First things first: the styleboard is not the storyboard. It’s an innocent mistake, but they are immensely different things and mixing them up could cause some serious breakdowns and confusion in communication. Styleboards are a jumping off point for the art department. Their purpose is to evoke the feeling of the project (color palette, design, layout, etc). The storyboard is the next step: taking the approved style from the styleboard and applying it and the script to a shot by shot map of the project.
We like everybody to be on the same page. Which is basically what the styleboards are all about. When someone comes to SolidLine for a project they usually have something in mind. “Some style they like,” explains Petrik, “or a video or commercial that they’ve seen that they think would work well for their brand and the video they want to achieve.” This is where the creative brief comes in to play.
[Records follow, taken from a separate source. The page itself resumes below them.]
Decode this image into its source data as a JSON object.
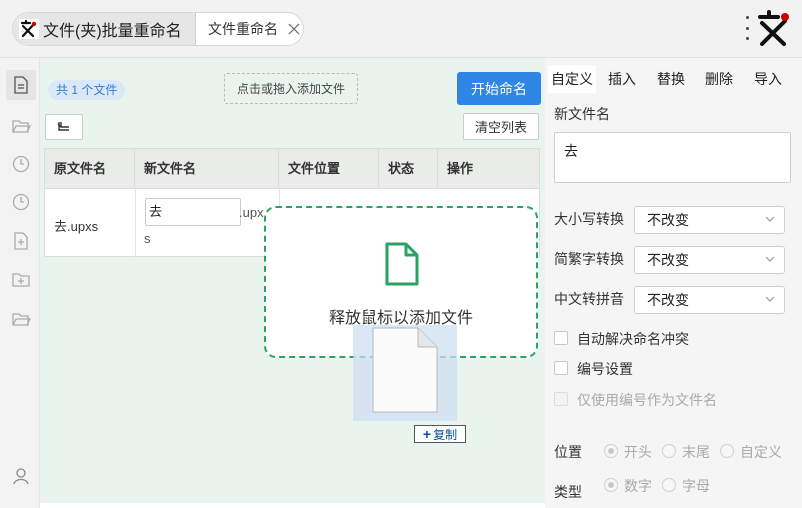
{
  "titlebar": {
    "tab_main": "文件(夹)批量重命名",
    "tab_secondary": "文件重命名"
  },
  "nav": {
    "icons": [
      "file-icon",
      "folder-open-icon",
      "clock-icon",
      "clock-icon",
      "file-add-icon",
      "folder-add-icon",
      "folder-icon",
      "user-icon"
    ]
  },
  "toolbar": {
    "file_count": "共 1 个文件",
    "drop_hint": "点击或拖入添加文件",
    "start_label": "开始命名",
    "clear_label": "清空列表"
  },
  "table": {
    "columns": [
      "原文件名",
      "新文件名",
      "文件位置",
      "状态",
      "操作"
    ],
    "rows": [
      {
        "original": "去.upxs",
        "new_name_value": "去",
        "ext": ".upx",
        "ext_wrap": "s"
      }
    ]
  },
  "overlay": {
    "drop_message": "释放鼠标以添加文件",
    "copy_label": "复制"
  },
  "right_panel": {
    "tabs": [
      "自定义",
      "插入",
      "替换",
      "删除",
      "导入"
    ],
    "active_tab": "自定义",
    "new_name_label": "新文件名",
    "new_name_value": "去",
    "case_label": "大小写转换",
    "case_value": "不改变",
    "trad_label": "简繁字转换",
    "trad_value": "不改变",
    "pinyin_label": "中文转拼音",
    "pinyin_value": "不改变",
    "auto_resolve_label": "自动解决命名冲突",
    "number_settings_label": "编号设置",
    "number_only_label": "仅使用编号作为文件名",
    "position_label": "位置",
    "position_options": [
      "开头",
      "末尾",
      "自定义"
    ],
    "type_label": "类型",
    "type_options": [
      "数字",
      "字母"
    ]
  },
  "colors": {
    "accent": "#2f86e4",
    "drop_border": "#2aa362",
    "main_bg": "#eaf4ee"
  }
}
We ask the right questions to get an idea of what the client is looking for; something as simple as a brief summary of the project and three adjectives the client would use to describe the look and feel of the video they want.
We take those bits and pieces along with the current branding (logos and colors), chew on them for a while and create up to 6 panels representing what the final look of the video will be. We try to translate what you said into a visual sneak peek. “Panels that might be included in this are a title with the logo, how an interview would look, how a section break title would look, a list or definition, the call to action page with logo and contact information as well as other custom animation examples…depending on what the project calls for,” explains Petrik.
A lot of work goes into those six panels and it is the first thing our clients will see from the SolidLine art team. Styleboards are incredibly important because they are the groundwork for the entire video. Once the client approves the boards we can move onto animation, planning and storyboarding.
“Every aspect of the video will be based on what we learned and developed in the styleboards,” says Motion Artist Adam Marzec, “All ideas start and end with the style, so nothing in this stage can go over-looked.”
Get started on your next video project today. Contact SolidLine Media to take your vision from inspiration, to styleboards and reality.